Olbermann's stunt won't hurt Maddow, it will just irk viewers
In a move that will annoy viewers but accomplish little else, Keith Olbermann's new version of "Countdown," which premiered on Monday night, ran 63 minutes instead of an hour.
The reason for this is so Olbermann's show, which is telecast at 8 p.m., will bleed into the 9 p.m. hour, which is when his former protege Rachel Maddow starts her show on MSNBC. The odds that this move will actually hurt Maddow's ratings are slim. Current is in only 60 million homes, while MSNBC, Olbermann's old employer, is in more than 95 million homes. Even if the two have a lot of common viewers, there are not enough to really make a dent in Maddow's numbers.
Olbermann is hardly the first to play this game. Practically all the broadcast and cable networks bleed their shows into the next hour both as an attempt to boost ratings for that hour and to hurt the competition. It doesn't really do much except tick off the viewing audience at home.
It also often messes up DVR recordings. Consumers have to take the proactive step of programming their DVRs to extend recordings by five minutes, otherwise the ends of shows are cut off. It may sound like a minor inconvenience, but why should consumers have to take all these extra steps just because the networks refuse to start and end their shows on time?

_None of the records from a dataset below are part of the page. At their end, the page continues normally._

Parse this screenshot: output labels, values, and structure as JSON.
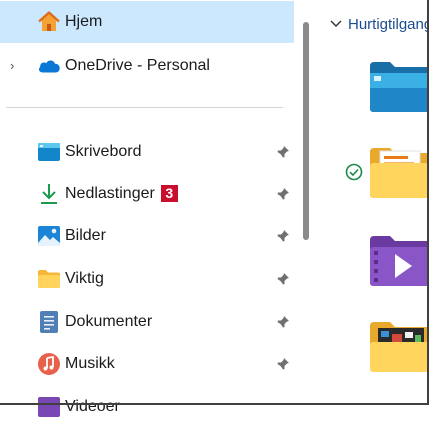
{
  "nav": {
    "items": [
      {
        "label": "Hjem",
        "icon": "home-icon",
        "selected": true
      },
      {
        "label": "OneDrive - Personal",
        "icon": "onedrive-cloud-icon",
        "expandable": true
      },
      {
        "label": "Skrivebord",
        "icon": "desktop-icon",
        "pinned": true
      },
      {
        "label": "Nedlastinger",
        "icon": "download-icon",
        "pinned": true,
        "badge": "3"
      },
      {
        "label": "Bilder",
        "icon": "pictures-icon",
        "pinned": true
      },
      {
        "label": "Viktig",
        "icon": "folder-icon",
        "pinned": true
      },
      {
        "label": "Dokumenter",
        "icon": "documents-icon",
        "pinned": true
      },
      {
        "label": "Musikk",
        "icon": "music-icon",
        "pinned": true
      },
      {
        "label": "Videoer",
        "icon": "videos-icon"
      }
    ]
  },
  "content": {
    "section_title": "Hurtigtilgang",
    "folders": [
      {
        "icon": "desktop-folder-icon",
        "status": ""
      },
      {
        "icon": "folder-with-documents-icon",
        "status": "synced-check-icon"
      },
      {
        "icon": "videos-folder-icon",
        "status": ""
      },
      {
        "icon": "folder-with-images-icon",
        "status": ""
      }
    ]
  },
  "colors": {
    "selected_bg": "#cce8ff",
    "accent": "#0067c0",
    "badge": "#c8102e",
    "section_text": "#1a4d8f"
  }
}
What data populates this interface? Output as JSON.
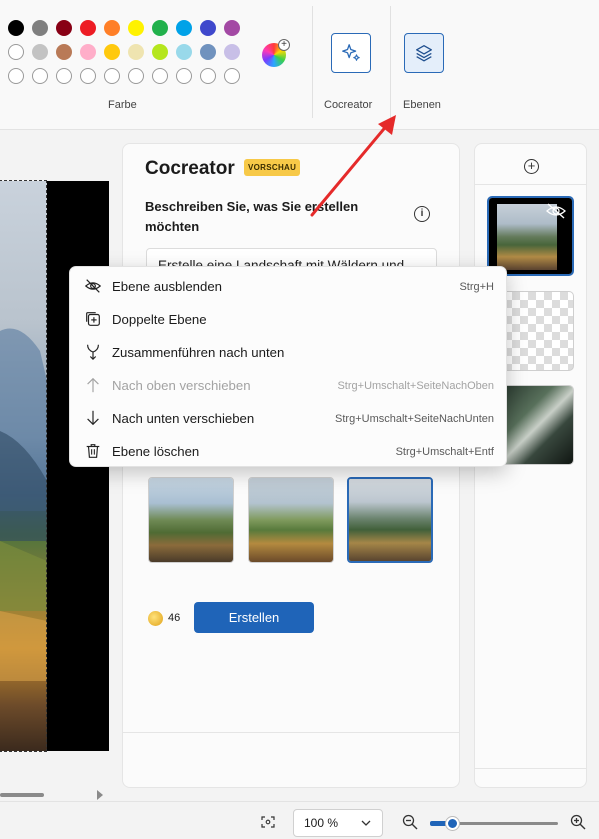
{
  "ribbon": {
    "color_label": "Farbe",
    "cocreator_label": "Cocreator",
    "layers_label": "Ebenen",
    "colors_row1": [
      "#000000",
      "#7f7f7f",
      "#880015",
      "#ed1c24",
      "#ff7f27",
      "#fff200",
      "#22b14c",
      "#00a2e8",
      "#3f48cc",
      "#a349a4"
    ],
    "colors_row2": [
      "#ffffff",
      "#c3c3c3",
      "#b97a57",
      "#ffaec9",
      "#ffc90e",
      "#efe4b0",
      "#b5e61d",
      "#99d9ea",
      "#7092be",
      "#c8bfe7"
    ]
  },
  "cocreator": {
    "title": "Cocreator",
    "badge": "VORSCHAU",
    "description": "Beschreiben Sie, was Sie erstellen möchten",
    "prompt": "Erstelle eine Landschaft mit Wäldern und",
    "credits": "46",
    "create_label": "Erstellen"
  },
  "context_menu": {
    "items": [
      {
        "label": "Ebene ausblenden",
        "shortcut": "Strg+H",
        "icon": "eye-hidden-icon",
        "enabled": true
      },
      {
        "label": "Doppelte Ebene",
        "shortcut": "",
        "icon": "duplicate-icon",
        "enabled": true
      },
      {
        "label": "Zusammenführen nach unten",
        "shortcut": "",
        "icon": "merge-down-icon",
        "enabled": true
      },
      {
        "label": "Nach oben verschieben",
        "shortcut": "Strg+Umschalt+SeiteNachOben",
        "icon": "arrow-up-icon",
        "enabled": false
      },
      {
        "label": "Nach unten verschieben",
        "shortcut": "Strg+Umschalt+SeiteNachUnten",
        "icon": "arrow-down-icon",
        "enabled": true
      },
      {
        "label": "Ebene löschen",
        "shortcut": "Strg+Umschalt+Entf",
        "icon": "trash-icon",
        "enabled": true
      }
    ]
  },
  "status": {
    "zoom": "100 %",
    "zoom_slider_fraction": 0.17
  },
  "accent_color": "#1f64b8"
}
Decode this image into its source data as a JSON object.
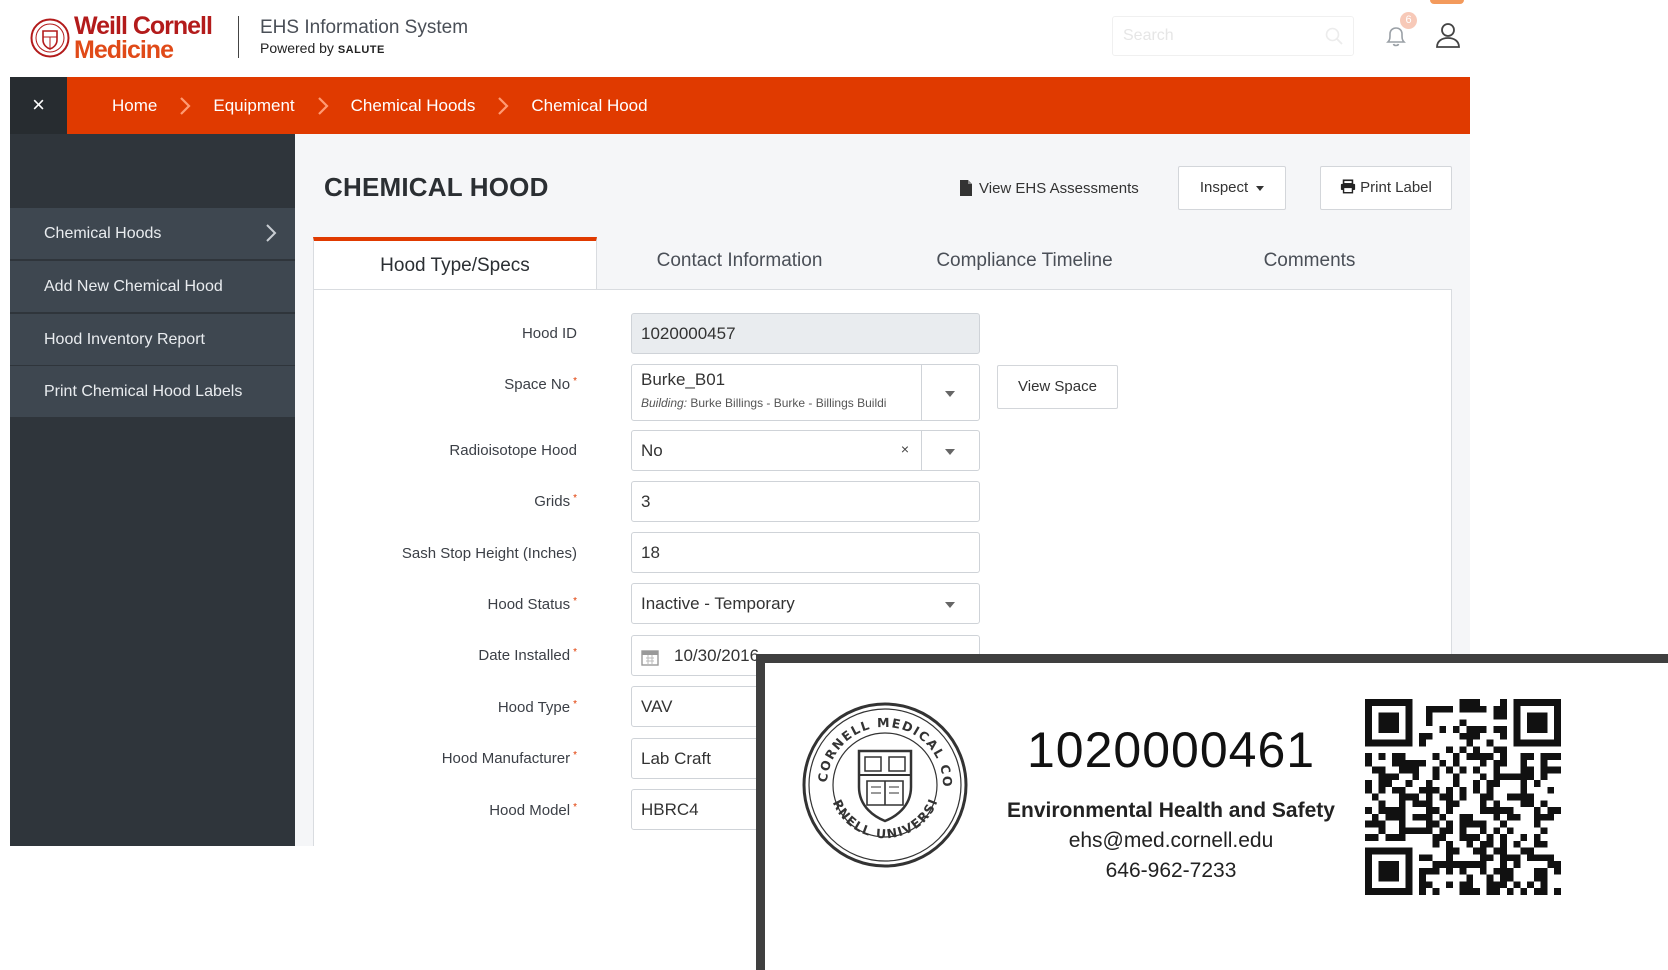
{
  "header": {
    "brand_line1": "Weill Cornell",
    "brand_line2": "Medicine",
    "system_title": "EHS Information System",
    "powered_by": "Powered by",
    "powered_brand": "SALUTE",
    "search_placeholder": "Search",
    "notification_count": "6"
  },
  "breadcrumb": {
    "close_label": "×",
    "items": [
      "Home",
      "Equipment",
      "Chemical Hoods",
      "Chemical Hood"
    ]
  },
  "sidebar": {
    "items": [
      {
        "label": "Chemical Hoods"
      },
      {
        "label": "Add New Chemical Hood"
      },
      {
        "label": "Hood Inventory Report"
      },
      {
        "label": "Print Chemical Hood Labels"
      }
    ]
  },
  "page": {
    "title": "CHEMICAL HOOD",
    "view_assessments": "View EHS Assessments",
    "inspect_button": "Inspect",
    "print_label_button": "Print Label",
    "tabs": [
      "Hood Type/Specs",
      "Contact Information",
      "Compliance Timeline",
      "Comments"
    ]
  },
  "form": {
    "hood_id": {
      "label": "Hood ID",
      "value": "1020000457"
    },
    "space_no": {
      "label": "Space No",
      "value": "Burke_B01",
      "building_label": "Building:",
      "building_value": "Burke Billings - Burke - Billings Buildi"
    },
    "view_space_button": "View Space",
    "radioisotope": {
      "label": "Radioisotope Hood",
      "value": "No",
      "clear": "×"
    },
    "grids": {
      "label": "Grids",
      "value": "3"
    },
    "sash": {
      "label": "Sash Stop Height (Inches)",
      "value": "18"
    },
    "status": {
      "label": "Hood Status",
      "value": "Inactive - Temporary"
    },
    "date_installed": {
      "label": "Date Installed",
      "value": "10/30/2016"
    },
    "hood_type": {
      "label": "Hood Type",
      "value": "VAV"
    },
    "manufacturer": {
      "label": "Hood Manufacturer",
      "value": "Lab Craft"
    },
    "model": {
      "label": "Hood Model",
      "value": "HBRC4"
    },
    "required_mark": "*"
  },
  "label_card": {
    "seal_text_top": "WEILL CORNELL MEDICAL COLLEGE",
    "seal_text_bottom": "CORNELL UNIVERSITY",
    "hood_number": "1020000461",
    "department": "Environmental Health and Safety",
    "email": "ehs@med.cornell.edu",
    "phone": "646-962-7233"
  },
  "colors": {
    "accent": "#e03a00",
    "sidebar_bg": "#2f353b",
    "sidebar_item_bg": "#3e4750",
    "brand_red": "#b31b1b"
  }
}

The industry needs to remember that these petty games rarely help the bottom line and only hurt their customers.
-- Joe Flint
Photo: Keith Olbermann. Credit: Current TV.